On 16 May, 1943, 19 specially modified Royal Air Force Avro Lancaster bombers of 617 squadron, crewed by a hand picked group of 133, took off carrying revolutionary bombs on a mission to destroy the impregnable Möhne, Edersee and Sorpe dams in central Germany. The mission, bomber modifications and “Upkeep” bomb were the brainchild of British aeronautical engineering genius Barnes Wallis (picture on left), who believed destroying the dams would reduce the Reich’s industrial capability, especially around steel production (a key strategic resource). 617 Squadron is still known as “The Dambusters” in honor of this mission.
The six hour night mission involved flying at tree top level over the most heavily defended stretches of German airspace (for which the crews had specially trained for weeks). On the surface, the results were spectacular – two of the three dams were breached, with significant flooding and destruction downstream. The cost was heavy – 8 of the 19 aircraft were destroyed, with some 1600 people killed (including British aircrew, and in the valley below Germans and a large group of mostly Soviet and other slave labourers). Compared to other bombing efforts of the day, the results were very impressive – compare this to the second Schweinfurt raid by the US 8th Army Air Force, where more than 600 airmen along with an unknown number of civilians (as stray bombs scattered over the city) were killed, for little to no military outcome.
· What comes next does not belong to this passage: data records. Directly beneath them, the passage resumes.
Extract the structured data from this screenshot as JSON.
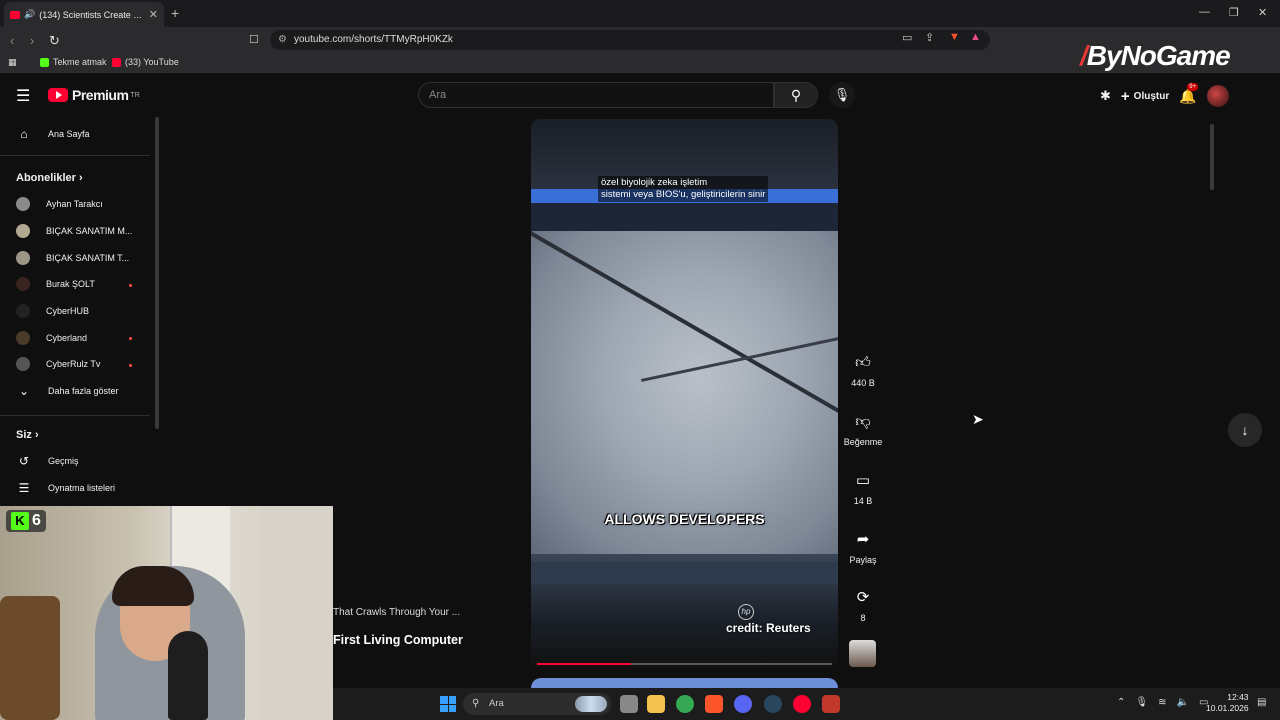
{
  "browser": {
    "tab_title": "(134) Scientists Create World",
    "tab_close": "✕",
    "new_tab": "+",
    "url": "youtube.com/shorts/TTMyRpH0KZk",
    "bookmarks": [
      {
        "label": "Tekme atmak",
        "color": "#53fc18"
      },
      {
        "label": "(33) YouTube",
        "color": "#ff0033"
      }
    ],
    "window_controls": [
      "—",
      "❐",
      "✕"
    ]
  },
  "overlay_logo": {
    "text": "ByNoGame"
  },
  "youtube": {
    "logo_text": "Premium",
    "logo_sup": "TR",
    "search_placeholder": "Ara",
    "create_label": "Oluştur",
    "notif_count": "9+",
    "sidebar": {
      "home": "Ana Sayfa",
      "subscriptions_heading": "Abonelikler",
      "subscriptions": [
        {
          "name": "Ayhan Tarakcı",
          "color": "#8a8a8a",
          "live": false
        },
        {
          "name": "BIÇAK SANATIM M...",
          "color": "#b0a890",
          "live": false
        },
        {
          "name": "BIÇAK SANATIM T...",
          "color": "#9c9686",
          "live": false
        },
        {
          "name": "Burak ŞOLT",
          "color": "#3a2420",
          "live": true
        },
        {
          "name": "CyberHUB",
          "color": "#222222",
          "live": false
        },
        {
          "name": "Cyberland",
          "color": "#4a3a2a",
          "live": true
        },
        {
          "name": "CyberRulz Tv",
          "color": "#555555",
          "live": true
        }
      ],
      "show_more": "Daha fazla göster",
      "you_heading": "Siz",
      "history": "Geçmiş",
      "playlists": "Oynatma listeleri"
    },
    "short": {
      "caption_tr_line1": "özel biyolojik zeka işletim",
      "caption_tr_line2": "sistemi veya BIOS'u, geliştiricilerin sinir",
      "caption_en": "ALLOWS DEVELOPERS",
      "hp_logo": "hp",
      "credit": "credit: Reuters",
      "progress": 0.32
    },
    "actions": {
      "likes": "440 B",
      "dislike": "Beğenme",
      "comments": "14 B",
      "share": "Paylaş",
      "remix": "8"
    },
    "title_fragment_1": "That Crawls Through Your ...",
    "title_fragment_2": "First Living Computer"
  },
  "webcam": {
    "kick_count": "6"
  },
  "taskbar": {
    "search_placeholder": "Ara",
    "time": "12:43",
    "date": "10.01.2026",
    "apps": [
      {
        "name": "file-explorer",
        "color": "#f2c14e"
      },
      {
        "name": "chrome",
        "color": "#34a853"
      },
      {
        "name": "brave",
        "color": "#fb542b"
      },
      {
        "name": "discord",
        "color": "#5865f2"
      },
      {
        "name": "steam",
        "color": "#2a475e"
      },
      {
        "name": "youtube-music",
        "color": "#ff0033"
      },
      {
        "name": "app",
        "color": "#c0392b"
      }
    ]
  }
}
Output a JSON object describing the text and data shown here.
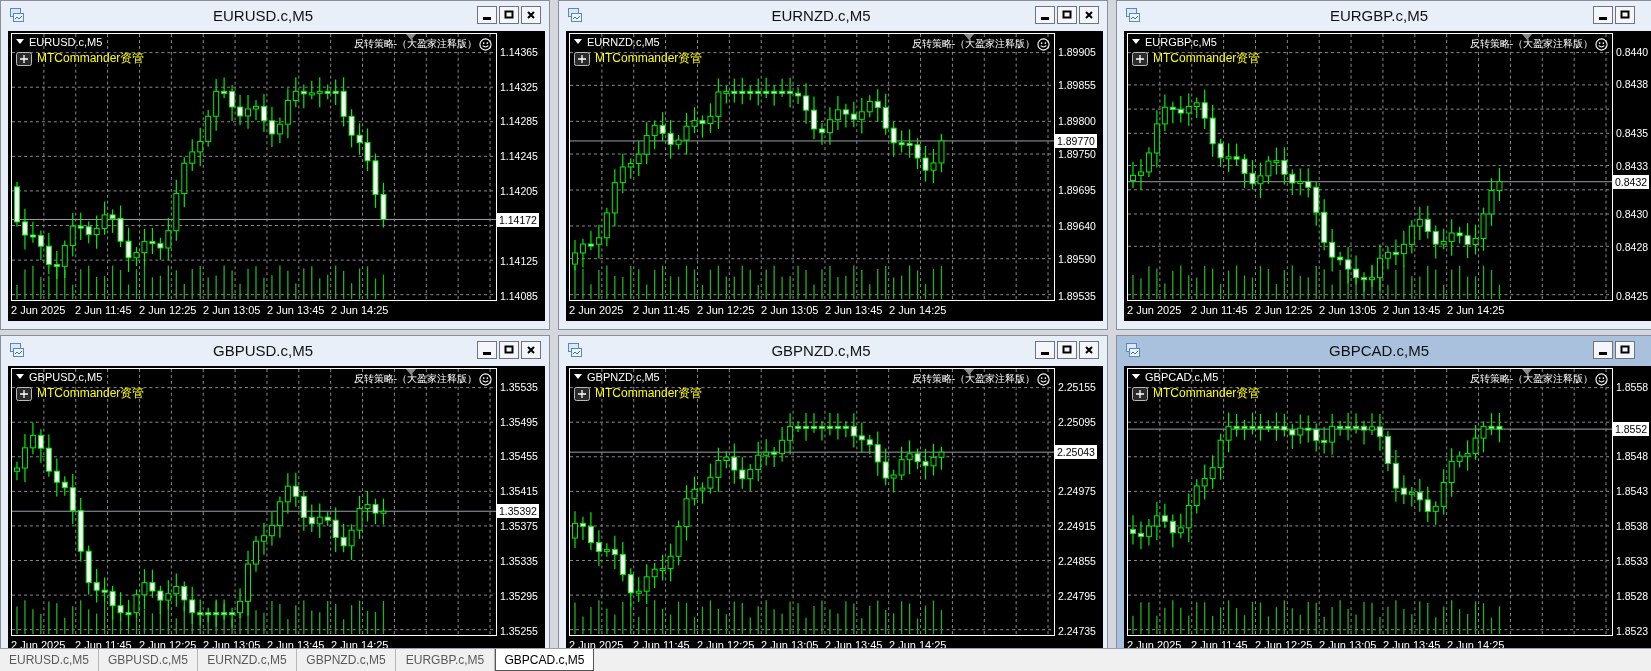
{
  "windows": [
    {
      "title": "EURUSD.c,M5",
      "active": false,
      "controls": [
        {
          "kind": "minimize"
        },
        {
          "kind": "maximize"
        },
        {
          "kind": "close"
        }
      ],
      "chart": {
        "symbol_label": "EURUSD.c,M5",
        "indicator": "MTCommander资管",
        "expert": "反转策略-（大盈家注释版）",
        "price_axis": [
          "1.14365",
          "1.14325",
          "1.14285",
          "1.14245",
          "1.14205",
          "1.14125",
          "1.14085"
        ],
        "current_price": "1.14172",
        "time_axis": [
          "2 Jun 2025",
          "2 Jun 11:45",
          "2 Jun 12:25",
          "2 Jun 13:05",
          "2 Jun 13:45",
          "2 Jun 14:25"
        ]
      }
    },
    {
      "title": "EURNZD.c,M5",
      "active": false,
      "controls": [
        {
          "kind": "minimize"
        },
        {
          "kind": "maximize"
        },
        {
          "kind": "close"
        }
      ],
      "chart": {
        "symbol_label": "EURNZD.c,M5",
        "indicator": "MTCommander资管",
        "expert": "反转策略-（大盈家注释版）",
        "price_axis": [
          "1.89905",
          "1.89855",
          "1.89800",
          "1.89750",
          "1.89695",
          "1.89640",
          "1.89590",
          "1.89535"
        ],
        "current_price": "1.89770",
        "time_axis": [
          "2 Jun 2025",
          "2 Jun 11:45",
          "2 Jun 12:25",
          "2 Jun 13:05",
          "2 Jun 13:45",
          "2 Jun 14:25"
        ]
      }
    },
    {
      "title": "EURGBP.c,M5",
      "active": false,
      "controls": [
        {
          "kind": "minimize"
        },
        {
          "kind": "maximize"
        }
      ],
      "chart": {
        "symbol_label": "EURGBP.c,M5",
        "indicator": "MTCommander资管",
        "expert": "反转策略-（大盈家注释版）",
        "price_axis": [
          "0.8440",
          "0.8438",
          "0.8435",
          "0.8433",
          "0.8430",
          "0.8428",
          "0.8425"
        ],
        "current_price": "0.8432",
        "time_axis": [
          "2 Jun 2025",
          "2 Jun 11:45",
          "2 Jun 12:25",
          "2 Jun 13:05",
          "2 Jun 13:45",
          "2 Jun 14:25"
        ]
      }
    },
    {
      "title": "GBPUSD.c,M5",
      "active": false,
      "controls": [
        {
          "kind": "minimize"
        },
        {
          "kind": "maximize"
        },
        {
          "kind": "close"
        }
      ],
      "chart": {
        "symbol_label": "GBPUSD.c,M5",
        "indicator": "MTCommander资管",
        "expert": "反转策略-（大盈家注释版）",
        "price_axis": [
          "1.35535",
          "1.35495",
          "1.35455",
          "1.35415",
          "1.35375",
          "1.35335",
          "1.35295",
          "1.35255"
        ],
        "current_price": "1.35392",
        "time_axis": [
          "2 Jun 2025",
          "2 Jun 11:45",
          "2 Jun 12:25",
          "2 Jun 13:05",
          "2 Jun 13:45",
          "2 Jun 14:25"
        ]
      }
    },
    {
      "title": "GBPNZD.c,M5",
      "active": false,
      "controls": [
        {
          "kind": "minimize"
        },
        {
          "kind": "maximize"
        },
        {
          "kind": "close"
        }
      ],
      "chart": {
        "symbol_label": "GBPNZD.c,M5",
        "indicator": "MTCommander资管",
        "expert": "反转策略-（大盈家注释版）",
        "price_axis": [
          "2.25155",
          "2.25095",
          "2.24975",
          "2.24915",
          "2.24855",
          "2.24795",
          "2.24735"
        ],
        "current_price": "2.25043",
        "time_axis": [
          "2 Jun 2025",
          "2 Jun 11:45",
          "2 Jun 12:25",
          "2 Jun 13:05",
          "2 Jun 13:45",
          "2 Jun 14:25"
        ]
      }
    },
    {
      "title": "GBPCAD.c,M5",
      "active": true,
      "controls": [
        {
          "kind": "minimize"
        },
        {
          "kind": "maximize"
        }
      ],
      "chart": {
        "symbol_label": "GBPCAD.c,M5",
        "indicator": "MTCommander资管",
        "expert": "反转策略-（大盈家注释版）",
        "price_axis": [
          "1.8558",
          "1.8548",
          "1.8543",
          "1.8538",
          "1.8533",
          "1.8528",
          "1.8523"
        ],
        "current_price": "1.8552",
        "time_axis": [
          "2 Jun 2025",
          "2 Jun 11:45",
          "2 Jun 12:25",
          "2 Jun 13:05",
          "2 Jun 13:45",
          "2 Jun 14:25"
        ]
      }
    }
  ],
  "tabs": [
    {
      "label": "EURUSD.c,M5",
      "selected": false
    },
    {
      "label": "GBPUSD.c,M5",
      "selected": false
    },
    {
      "label": "EURNZD.c,M5",
      "selected": false
    },
    {
      "label": "GBPNZD.c,M5",
      "selected": false
    },
    {
      "label": "EURGBP.c,M5",
      "selected": false
    },
    {
      "label": "GBPCAD.c,M5",
      "selected": true
    }
  ]
}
Chastise had a strong effect on the theory of air power (similar to the effect the battle of Taranto had on theories of air power over the sea). It became obvious that important strategic targets could be effectively targeted by a small group of technologically sophisticated aircraft using the correct flight profiles. 617 Squadron shifted from using the large Lancaster to the much smaller Mosquito as they developed low level high accuracy attacks; and in the US, planners started to think about how to achieve strategic goals by marrying advanced aircraft that could fly singly or in small groups to weapons of dramatically increased destructive power (a problem that was solved by the development of the Hydrogen bomb, and ended with the development of the F-117A).
Like many actions during the war, the strategic value of Operation Chastise is still not well understood to this day. Due to a massive re-routing of construction and civil engineering effort by the Reich to repair the dams (they were back in operation within five weeks), there was no significant reduction in steel production as Wallis had hoped. However, those laborers would have been used in strengthening coastal defenses on the Northern French coast, so some historians argue that this led to a reduction of defenses during Operation Overlord which took place one year later, spelling the beginning of the end of the Reich.
Watch a documentary of the raid: